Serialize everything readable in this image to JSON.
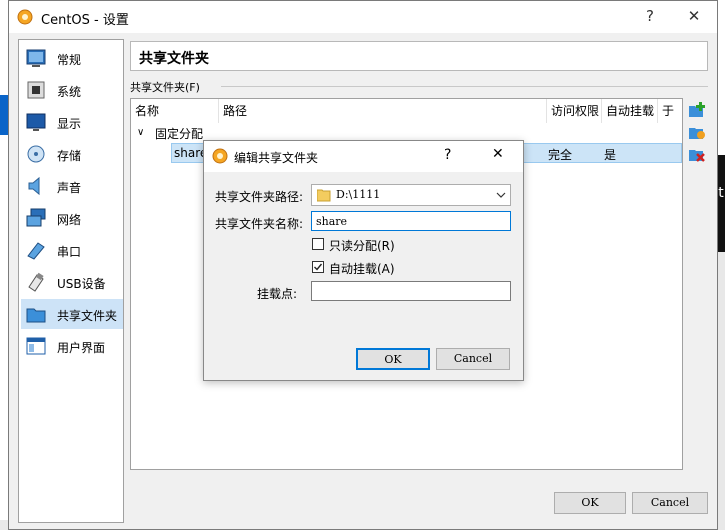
{
  "window": {
    "title": "CentOS - 设置",
    "help": "?",
    "close": "✕"
  },
  "sidebar": {
    "items": [
      {
        "label": "常规",
        "icon": "general-icon"
      },
      {
        "label": "系统",
        "icon": "system-chip-icon"
      },
      {
        "label": "显示",
        "icon": "display-monitor-icon"
      },
      {
        "label": "存储",
        "icon": "storage-disk-icon"
      },
      {
        "label": "声音",
        "icon": "audio-speaker-icon"
      },
      {
        "label": "网络",
        "icon": "network-icon"
      },
      {
        "label": "串口",
        "icon": "serial-port-icon"
      },
      {
        "label": "USB设备",
        "icon": "usb-icon"
      },
      {
        "label": "共享文件夹",
        "icon": "shared-folder-icon",
        "active": true
      },
      {
        "label": "用户界面",
        "icon": "user-interface-icon"
      }
    ]
  },
  "page": {
    "title": "共享文件夹",
    "group_label": "共享文件夹(F)",
    "table": {
      "headers": [
        "名称",
        "路径",
        "访问权限",
        "自动挂载",
        "于"
      ],
      "group": {
        "toggle": "∨",
        "label": "固定分配"
      },
      "row": {
        "name": "share",
        "access": "完全",
        "automount": "是"
      }
    }
  },
  "footer": {
    "ok": "OK",
    "cancel": "Cancel"
  },
  "dialog": {
    "title": "编辑共享文件夹",
    "help": "?",
    "close": "✕",
    "path_label": "共享文件夹路径:",
    "path_value": "D:\\1111",
    "name_label": "共享文件夹名称:",
    "name_value": "share",
    "readonly_label": "只读分配(R)",
    "readonly_checked": false,
    "automount_label": "自动挂载(A)",
    "automount_checked": true,
    "mountpoint_label": "挂载点:",
    "mountpoint_value": "",
    "ok": "OK",
    "cancel": "Cancel"
  },
  "background": {
    "right_edge_text": "t"
  }
}
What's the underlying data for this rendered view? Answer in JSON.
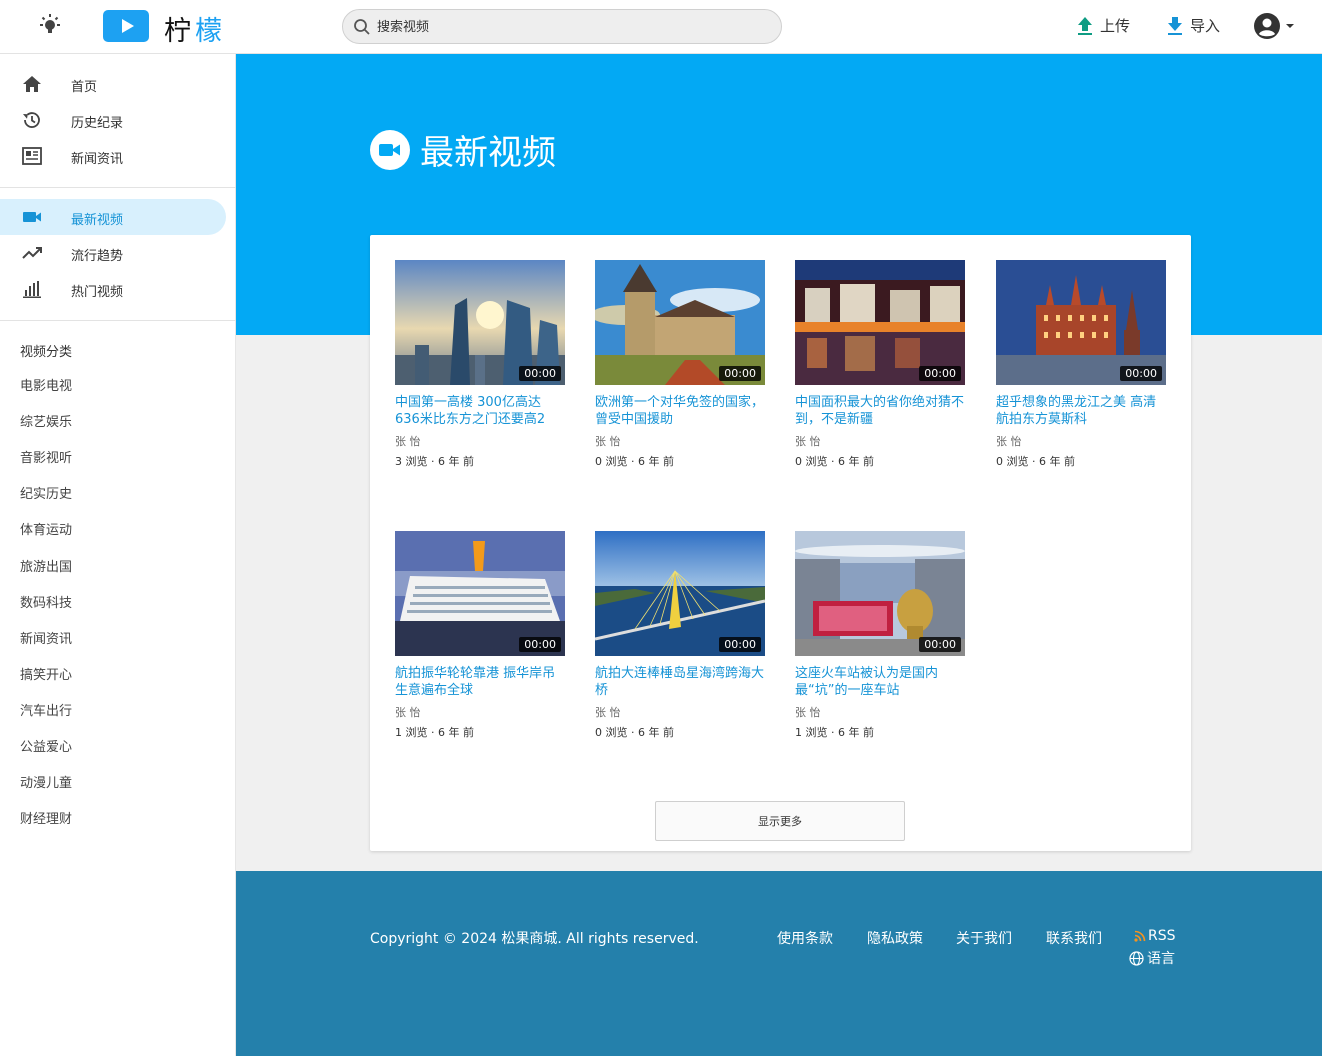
{
  "header": {
    "logo_text_1": "柠",
    "logo_text_2": "檬",
    "search_placeholder": "搜索视频",
    "upload_label": "上传",
    "import_label": "导入"
  },
  "sidebar": {
    "main_nav": [
      {
        "label": "首页",
        "icon": "home-icon"
      },
      {
        "label": "历史纪录",
        "icon": "history-icon"
      },
      {
        "label": "新闻资讯",
        "icon": "news-icon"
      }
    ],
    "video_nav": [
      {
        "label": "最新视频",
        "icon": "video-camera-icon",
        "active": true
      },
      {
        "label": "流行趋势",
        "icon": "trending-icon"
      },
      {
        "label": "热门视频",
        "icon": "bar-chart-icon"
      }
    ],
    "category_title": "视频分类",
    "categories": [
      "电影电视",
      "综艺娱乐",
      "音影视听",
      "纪实历史",
      "体育运动",
      "旅游出国",
      "数码科技",
      "新闻资讯",
      "搞笑开心",
      "汽车出行",
      "公益爱心",
      "动漫儿童",
      "财经理财"
    ]
  },
  "main": {
    "title": "最新视频",
    "videos": [
      {
        "title": "中国第一高楼 300亿高达636米比东方之门还要高2",
        "author": "张 怡",
        "meta": "3 浏览 · 6 年 前",
        "duration": "00:00"
      },
      {
        "title": "欧洲第一个对华免签的国家，曾受中国援助",
        "author": "张 怡",
        "meta": "0 浏览 · 6 年 前",
        "duration": "00:00"
      },
      {
        "title": "中国面积最大的省你绝对猜不到，不是新疆",
        "author": "张 怡",
        "meta": "0 浏览 · 6 年 前",
        "duration": "00:00"
      },
      {
        "title": "超乎想象的黑龙江之美 高清航拍东方莫斯科",
        "author": "张 怡",
        "meta": "0 浏览 · 6 年 前",
        "duration": "00:00"
      },
      {
        "title": "航拍振华轮轮靠港 振华岸吊生意遍布全球",
        "author": "张 怡",
        "meta": "1 浏览 · 6 年 前",
        "duration": "00:00"
      },
      {
        "title": "航拍大连棒棰岛星海湾跨海大桥",
        "author": "张 怡",
        "meta": "0 浏览 · 6 年 前",
        "duration": "00:00"
      },
      {
        "title": "这座火车站被认为是国内最“坑”的一座车站",
        "author": "张 怡",
        "meta": "1 浏览 · 6 年 前",
        "duration": "00:00"
      }
    ],
    "more_label": "显示更多"
  },
  "footer": {
    "copyright": "Copyright © 2024 松果商城. All rights reserved.",
    "links": [
      "使用条款",
      "隐私政策",
      "关于我们",
      "联系我们"
    ],
    "rss_label": "RSS",
    "language_label": "语言"
  },
  "colors": {
    "accent": "#1da1f2",
    "banner": "#03a9f4",
    "link": "#1693d6",
    "footer": "#2480ab"
  }
}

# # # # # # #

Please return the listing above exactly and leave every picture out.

## SOLUTION:
Serialize everything readable in this image to JSON.
{
  "window": {
    "title": "CentOS - 设置",
    "help": "?",
    "close": "✕"
  },
  "sidebar": {
    "items": [
      {
        "label": "常规",
        "icon": "general-icon"
      },
      {
        "label": "系统",
        "icon": "system-chip-icon"
      },
      {
        "label": "显示",
        "icon": "display-monitor-icon"
      },
      {
        "label": "存储",
        "icon": "storage-disk-icon"
      },
      {
        "label": "声音",
        "icon": "audio-speaker-icon"
      },
      {
        "label": "网络",
        "icon": "network-icon"
      },
      {
        "label": "串口",
        "icon": "serial-port-icon"
      },
      {
        "label": "USB设备",
        "icon": "usb-icon"
      },
      {
        "label": "共享文件夹",
        "icon": "shared-folder-icon",
        "active": true
      },
      {
        "label": "用户界面",
        "icon": "user-interface-icon"
      }
    ]
  },
  "page": {
    "title": "共享文件夹",
    "group_label": "共享文件夹(F)",
    "table": {
      "headers": [
        "名称",
        "路径",
        "访问权限",
        "自动挂载",
        "于"
      ],
      "group": {
        "toggle": "∨",
        "label": "固定分配"
      },
      "row": {
        "name": "share",
        "access": "完全",
        "automount": "是"
      }
    }
  },
  "footer": {
    "ok": "OK",
    "cancel": "Cancel"
  },
  "dialog": {
    "title": "编辑共享文件夹",
    "help": "?",
    "close": "✕",
    "path_label": "共享文件夹路径:",
    "path_value": "D:\\1111",
    "name_label": "共享文件夹名称:",
    "name_value": "share",
    "readonly_label": "只读分配(R)",
    "readonly_checked": false,
    "automount_label": "自动挂载(A)",
    "automount_checked": true,
    "mountpoint_label": "挂载点:",
    "mountpoint_value": "",
    "ok": "OK",
    "cancel": "Cancel"
  },
  "background": {
    "right_edge_text": "t"
  }
}
What's the underlying data for this rendered view? Answer in JSON.
{
  "header": {
    "logo_text_1": "柠",
    "logo_text_2": "檬",
    "search_placeholder": "搜索视频",
    "upload_label": "上传",
    "import_label": "导入"
  },
  "sidebar": {
    "main_nav": [
      {
        "label": "首页",
        "icon": "home-icon"
      },
      {
        "label": "历史纪录",
        "icon": "history-icon"
      },
      {
        "label": "新闻资讯",
        "icon": "news-icon"
      }
    ],
    "video_nav": [
      {
        "label": "最新视频",
        "icon": "video-camera-icon",
        "active": true
      },
      {
        "label": "流行趋势",
        "icon": "trending-icon"
      },
      {
        "label": "热门视频",
        "icon": "bar-chart-icon"
      }
    ],
    "category_title": "视频分类",
    "categories": [
      "电影电视",
      "综艺娱乐",
      "音影视听",
      "纪实历史",
      "体育运动",
      "旅游出国",
      "数码科技",
      "新闻资讯",
      "搞笑开心",
      "汽车出行",
      "公益爱心",
      "动漫儿童",
      "财经理财"
    ]
  },
  "main": {
    "title": "最新视频",
    "videos": [
      {
        "title": "中国第一高楼 300亿高达636米比东方之门还要高2",
        "author": "张 怡",
        "meta": "3 浏览 · 6 年 前",
        "duration": "00:00"
      },
      {
        "title": "欧洲第一个对华免签的国家，曾受中国援助",
        "author": "张 怡",
        "meta": "0 浏览 · 6 年 前",
        "duration": "00:00"
      },
      {
        "title": "中国面积最大的省你绝对猜不到，不是新疆",
        "author": "张 怡",
        "meta": "0 浏览 · 6 年 前",
        "duration": "00:00"
      },
      {
        "title": "超乎想象的黑龙江之美 高清航拍东方莫斯科",
        "author": "张 怡",
        "meta": "0 浏览 · 6 年 前",
        "duration": "00:00"
      },
      {
        "title": "航拍振华轮轮靠港 振华岸吊生意遍布全球",
        "author": "张 怡",
        "meta": "1 浏览 · 6 年 前",
        "duration": "00:00"
      },
      {
        "title": "航拍大连棒棰岛星海湾跨海大桥",
        "author": "张 怡",
        "meta": "0 浏览 · 6 年 前",
        "duration": "00:00"
      },
      {
        "title": "这座火车站被认为是国内最“坑”的一座车站",
        "author": "张 怡",
        "meta": "1 浏览 · 6 年 前",
        "duration": "00:00"
      }
    ],
    "more_label": "显示更多"
  },
  "footer": {
    "copyright": "Copyright © 2024 松果商城. All rights reserved.",
    "links": [
      "使用条款",
      "隐私政策",
      "关于我们",
      "联系我们"
    ],
    "rss_label": "RSS",
    "language_label": "语言"
  },
  "colors": {
    "accent": "#1da1f2",
    "banner": "#03a9f4",
    "link": "#1693d6",
    "footer": "#2480ab"
  }
}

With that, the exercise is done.